Component data from apps and pages
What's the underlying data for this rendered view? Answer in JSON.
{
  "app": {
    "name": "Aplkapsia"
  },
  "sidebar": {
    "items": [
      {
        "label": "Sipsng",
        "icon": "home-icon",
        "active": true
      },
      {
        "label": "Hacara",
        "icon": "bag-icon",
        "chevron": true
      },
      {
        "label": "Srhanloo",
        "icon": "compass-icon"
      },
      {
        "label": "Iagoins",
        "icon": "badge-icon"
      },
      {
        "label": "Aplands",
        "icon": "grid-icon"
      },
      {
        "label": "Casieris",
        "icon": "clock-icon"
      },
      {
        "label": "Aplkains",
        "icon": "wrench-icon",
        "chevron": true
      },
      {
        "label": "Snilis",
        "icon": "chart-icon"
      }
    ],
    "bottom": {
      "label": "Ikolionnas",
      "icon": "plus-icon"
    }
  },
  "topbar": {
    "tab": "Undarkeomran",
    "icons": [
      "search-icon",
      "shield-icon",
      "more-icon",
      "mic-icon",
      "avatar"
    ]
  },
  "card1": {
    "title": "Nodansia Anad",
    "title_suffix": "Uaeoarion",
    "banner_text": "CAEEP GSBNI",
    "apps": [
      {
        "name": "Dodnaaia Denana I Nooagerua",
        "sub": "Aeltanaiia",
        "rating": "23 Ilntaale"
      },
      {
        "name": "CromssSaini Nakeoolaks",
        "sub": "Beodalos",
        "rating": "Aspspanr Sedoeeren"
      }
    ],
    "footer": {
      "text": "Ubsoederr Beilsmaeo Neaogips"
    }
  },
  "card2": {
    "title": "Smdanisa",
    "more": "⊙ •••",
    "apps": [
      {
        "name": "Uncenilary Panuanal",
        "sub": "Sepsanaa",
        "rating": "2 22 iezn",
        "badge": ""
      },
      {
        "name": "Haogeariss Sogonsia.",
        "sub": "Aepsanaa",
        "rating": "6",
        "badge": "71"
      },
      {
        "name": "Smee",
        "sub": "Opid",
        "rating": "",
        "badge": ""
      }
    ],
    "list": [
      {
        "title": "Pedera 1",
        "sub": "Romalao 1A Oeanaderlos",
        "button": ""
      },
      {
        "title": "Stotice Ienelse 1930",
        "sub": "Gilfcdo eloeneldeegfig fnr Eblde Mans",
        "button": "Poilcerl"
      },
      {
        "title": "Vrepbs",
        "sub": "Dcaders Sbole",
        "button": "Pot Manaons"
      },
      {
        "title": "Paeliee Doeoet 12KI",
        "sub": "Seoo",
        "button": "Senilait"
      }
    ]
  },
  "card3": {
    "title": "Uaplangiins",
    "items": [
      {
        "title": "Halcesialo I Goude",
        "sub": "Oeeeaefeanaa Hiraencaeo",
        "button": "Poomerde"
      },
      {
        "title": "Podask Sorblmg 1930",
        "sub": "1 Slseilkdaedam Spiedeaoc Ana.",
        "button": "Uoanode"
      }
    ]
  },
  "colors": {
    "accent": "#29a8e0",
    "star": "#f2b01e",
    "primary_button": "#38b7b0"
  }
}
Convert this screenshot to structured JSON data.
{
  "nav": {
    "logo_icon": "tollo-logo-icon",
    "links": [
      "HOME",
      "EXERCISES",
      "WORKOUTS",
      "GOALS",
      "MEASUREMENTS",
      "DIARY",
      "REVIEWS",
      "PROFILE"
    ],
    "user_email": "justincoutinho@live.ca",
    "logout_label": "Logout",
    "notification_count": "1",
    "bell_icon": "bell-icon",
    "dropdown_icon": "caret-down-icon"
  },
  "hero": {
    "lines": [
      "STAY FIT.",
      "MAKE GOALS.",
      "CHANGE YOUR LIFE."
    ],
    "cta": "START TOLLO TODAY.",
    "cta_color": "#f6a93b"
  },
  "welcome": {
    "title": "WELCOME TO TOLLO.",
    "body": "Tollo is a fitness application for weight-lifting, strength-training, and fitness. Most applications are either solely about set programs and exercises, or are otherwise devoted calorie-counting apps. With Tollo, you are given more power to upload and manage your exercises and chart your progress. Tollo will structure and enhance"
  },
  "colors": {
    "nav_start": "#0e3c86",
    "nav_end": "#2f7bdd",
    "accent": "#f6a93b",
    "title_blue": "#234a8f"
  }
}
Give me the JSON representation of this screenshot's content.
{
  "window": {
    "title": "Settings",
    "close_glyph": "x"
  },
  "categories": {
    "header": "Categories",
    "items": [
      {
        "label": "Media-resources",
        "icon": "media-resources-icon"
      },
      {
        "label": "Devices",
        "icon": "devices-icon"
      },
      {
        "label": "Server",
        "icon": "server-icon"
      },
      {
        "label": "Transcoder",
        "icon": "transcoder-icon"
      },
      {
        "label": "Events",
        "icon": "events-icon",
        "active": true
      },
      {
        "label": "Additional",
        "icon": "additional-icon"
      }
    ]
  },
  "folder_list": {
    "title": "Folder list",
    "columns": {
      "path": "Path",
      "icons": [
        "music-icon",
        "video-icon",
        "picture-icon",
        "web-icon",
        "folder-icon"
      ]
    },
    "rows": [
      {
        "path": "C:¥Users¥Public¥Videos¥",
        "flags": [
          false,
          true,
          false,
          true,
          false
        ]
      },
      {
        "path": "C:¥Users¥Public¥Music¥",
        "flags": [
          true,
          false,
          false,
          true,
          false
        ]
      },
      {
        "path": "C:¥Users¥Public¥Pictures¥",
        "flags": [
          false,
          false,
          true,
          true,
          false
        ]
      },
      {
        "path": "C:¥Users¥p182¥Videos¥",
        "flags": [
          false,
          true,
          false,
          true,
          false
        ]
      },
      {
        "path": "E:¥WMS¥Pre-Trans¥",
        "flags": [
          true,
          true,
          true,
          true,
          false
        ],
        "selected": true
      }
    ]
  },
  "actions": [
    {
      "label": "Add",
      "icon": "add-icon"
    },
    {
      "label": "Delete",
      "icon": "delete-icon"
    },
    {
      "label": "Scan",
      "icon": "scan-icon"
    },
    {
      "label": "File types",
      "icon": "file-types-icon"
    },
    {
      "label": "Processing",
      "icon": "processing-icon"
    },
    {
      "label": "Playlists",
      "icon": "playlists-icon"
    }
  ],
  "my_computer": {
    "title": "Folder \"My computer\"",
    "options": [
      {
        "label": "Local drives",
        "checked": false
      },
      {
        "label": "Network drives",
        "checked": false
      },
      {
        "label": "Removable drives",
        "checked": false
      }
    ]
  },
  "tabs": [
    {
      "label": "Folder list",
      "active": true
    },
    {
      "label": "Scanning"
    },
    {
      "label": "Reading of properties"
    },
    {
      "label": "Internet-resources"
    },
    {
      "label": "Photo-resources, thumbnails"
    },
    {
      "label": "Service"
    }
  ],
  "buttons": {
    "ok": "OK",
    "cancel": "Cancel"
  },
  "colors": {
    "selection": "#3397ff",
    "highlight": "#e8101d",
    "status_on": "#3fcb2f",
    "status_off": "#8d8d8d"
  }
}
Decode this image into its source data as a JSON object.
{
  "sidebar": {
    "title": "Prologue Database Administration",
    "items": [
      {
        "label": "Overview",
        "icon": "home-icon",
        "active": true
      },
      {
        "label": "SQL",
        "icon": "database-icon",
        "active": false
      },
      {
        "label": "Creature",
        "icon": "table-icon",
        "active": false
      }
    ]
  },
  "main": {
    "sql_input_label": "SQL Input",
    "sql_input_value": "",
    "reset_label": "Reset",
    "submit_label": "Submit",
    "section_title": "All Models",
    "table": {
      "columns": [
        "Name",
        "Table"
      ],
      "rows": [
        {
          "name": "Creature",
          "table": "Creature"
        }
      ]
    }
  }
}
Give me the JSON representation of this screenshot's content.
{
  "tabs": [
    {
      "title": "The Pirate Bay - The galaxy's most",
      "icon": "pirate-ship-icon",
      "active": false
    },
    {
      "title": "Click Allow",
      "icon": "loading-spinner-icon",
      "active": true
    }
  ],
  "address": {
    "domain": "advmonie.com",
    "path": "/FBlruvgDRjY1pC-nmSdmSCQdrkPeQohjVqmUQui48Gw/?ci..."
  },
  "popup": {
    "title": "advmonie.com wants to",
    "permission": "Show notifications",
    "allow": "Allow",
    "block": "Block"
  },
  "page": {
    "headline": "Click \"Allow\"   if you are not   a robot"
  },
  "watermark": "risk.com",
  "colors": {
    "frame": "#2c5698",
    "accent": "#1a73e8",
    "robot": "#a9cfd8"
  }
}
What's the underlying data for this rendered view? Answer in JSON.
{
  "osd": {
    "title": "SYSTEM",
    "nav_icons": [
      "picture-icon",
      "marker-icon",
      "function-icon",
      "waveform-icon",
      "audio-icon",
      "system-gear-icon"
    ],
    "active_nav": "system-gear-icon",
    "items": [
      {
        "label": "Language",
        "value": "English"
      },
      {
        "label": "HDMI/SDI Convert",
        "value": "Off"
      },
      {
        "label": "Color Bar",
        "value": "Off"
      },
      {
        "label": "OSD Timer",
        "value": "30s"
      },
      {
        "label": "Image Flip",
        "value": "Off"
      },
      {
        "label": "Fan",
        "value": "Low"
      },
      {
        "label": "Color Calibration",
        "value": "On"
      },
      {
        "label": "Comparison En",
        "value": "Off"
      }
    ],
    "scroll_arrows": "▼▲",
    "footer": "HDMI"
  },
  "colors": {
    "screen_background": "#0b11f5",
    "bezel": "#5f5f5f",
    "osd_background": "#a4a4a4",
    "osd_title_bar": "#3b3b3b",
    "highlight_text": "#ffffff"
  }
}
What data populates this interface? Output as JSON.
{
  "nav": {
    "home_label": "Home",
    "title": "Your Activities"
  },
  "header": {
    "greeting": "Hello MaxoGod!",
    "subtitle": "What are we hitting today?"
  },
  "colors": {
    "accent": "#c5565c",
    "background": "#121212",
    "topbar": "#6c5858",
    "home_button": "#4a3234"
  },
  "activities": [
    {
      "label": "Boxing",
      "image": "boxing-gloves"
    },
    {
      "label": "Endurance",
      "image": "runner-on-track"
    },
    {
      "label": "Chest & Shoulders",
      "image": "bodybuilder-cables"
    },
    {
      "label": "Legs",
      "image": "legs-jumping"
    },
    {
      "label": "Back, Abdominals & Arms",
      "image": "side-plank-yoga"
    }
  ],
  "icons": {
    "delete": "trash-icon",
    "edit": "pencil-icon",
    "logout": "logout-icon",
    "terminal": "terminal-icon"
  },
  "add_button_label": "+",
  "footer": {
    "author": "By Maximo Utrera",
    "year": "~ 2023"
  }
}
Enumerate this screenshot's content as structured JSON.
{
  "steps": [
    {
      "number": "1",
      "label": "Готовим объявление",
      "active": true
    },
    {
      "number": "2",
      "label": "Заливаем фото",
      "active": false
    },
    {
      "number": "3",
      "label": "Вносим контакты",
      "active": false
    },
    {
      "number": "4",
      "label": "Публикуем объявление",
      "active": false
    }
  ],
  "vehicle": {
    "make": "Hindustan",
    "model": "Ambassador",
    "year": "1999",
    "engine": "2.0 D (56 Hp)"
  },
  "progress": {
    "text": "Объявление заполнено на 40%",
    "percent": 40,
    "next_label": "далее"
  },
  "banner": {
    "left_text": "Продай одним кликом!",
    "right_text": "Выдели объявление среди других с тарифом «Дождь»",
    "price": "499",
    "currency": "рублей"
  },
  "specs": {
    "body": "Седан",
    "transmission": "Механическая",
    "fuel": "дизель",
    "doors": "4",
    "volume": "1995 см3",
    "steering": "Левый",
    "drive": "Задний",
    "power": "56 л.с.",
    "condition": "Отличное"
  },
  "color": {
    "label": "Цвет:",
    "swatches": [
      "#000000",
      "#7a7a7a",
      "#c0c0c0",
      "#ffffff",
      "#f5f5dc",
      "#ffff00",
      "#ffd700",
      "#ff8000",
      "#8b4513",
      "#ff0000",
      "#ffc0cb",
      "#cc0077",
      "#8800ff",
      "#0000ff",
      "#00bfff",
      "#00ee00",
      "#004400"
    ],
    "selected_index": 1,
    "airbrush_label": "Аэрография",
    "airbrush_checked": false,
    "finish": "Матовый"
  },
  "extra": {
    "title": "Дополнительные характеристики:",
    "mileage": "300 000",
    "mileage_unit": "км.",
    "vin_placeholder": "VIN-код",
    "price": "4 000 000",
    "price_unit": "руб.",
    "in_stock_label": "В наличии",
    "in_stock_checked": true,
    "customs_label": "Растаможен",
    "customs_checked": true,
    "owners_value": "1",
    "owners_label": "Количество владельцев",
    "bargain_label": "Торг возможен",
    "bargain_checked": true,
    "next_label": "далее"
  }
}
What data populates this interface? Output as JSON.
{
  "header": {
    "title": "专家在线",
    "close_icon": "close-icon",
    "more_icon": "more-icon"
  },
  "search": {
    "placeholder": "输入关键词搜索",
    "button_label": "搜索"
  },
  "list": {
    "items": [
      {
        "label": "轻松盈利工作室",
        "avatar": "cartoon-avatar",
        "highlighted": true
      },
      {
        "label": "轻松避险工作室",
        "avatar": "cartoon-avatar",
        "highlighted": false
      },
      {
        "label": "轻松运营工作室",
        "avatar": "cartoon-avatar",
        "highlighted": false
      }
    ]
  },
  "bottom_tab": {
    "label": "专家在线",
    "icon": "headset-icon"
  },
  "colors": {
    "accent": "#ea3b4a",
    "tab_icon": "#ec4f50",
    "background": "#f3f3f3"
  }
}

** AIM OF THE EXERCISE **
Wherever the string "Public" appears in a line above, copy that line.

** PROBLEM SOLUTION **
        "path": "C:¥Users¥Public¥Videos¥",
        "path": "C:¥Users¥Public¥Music¥",
        "path": "C:¥Users¥Public¥Pictures¥",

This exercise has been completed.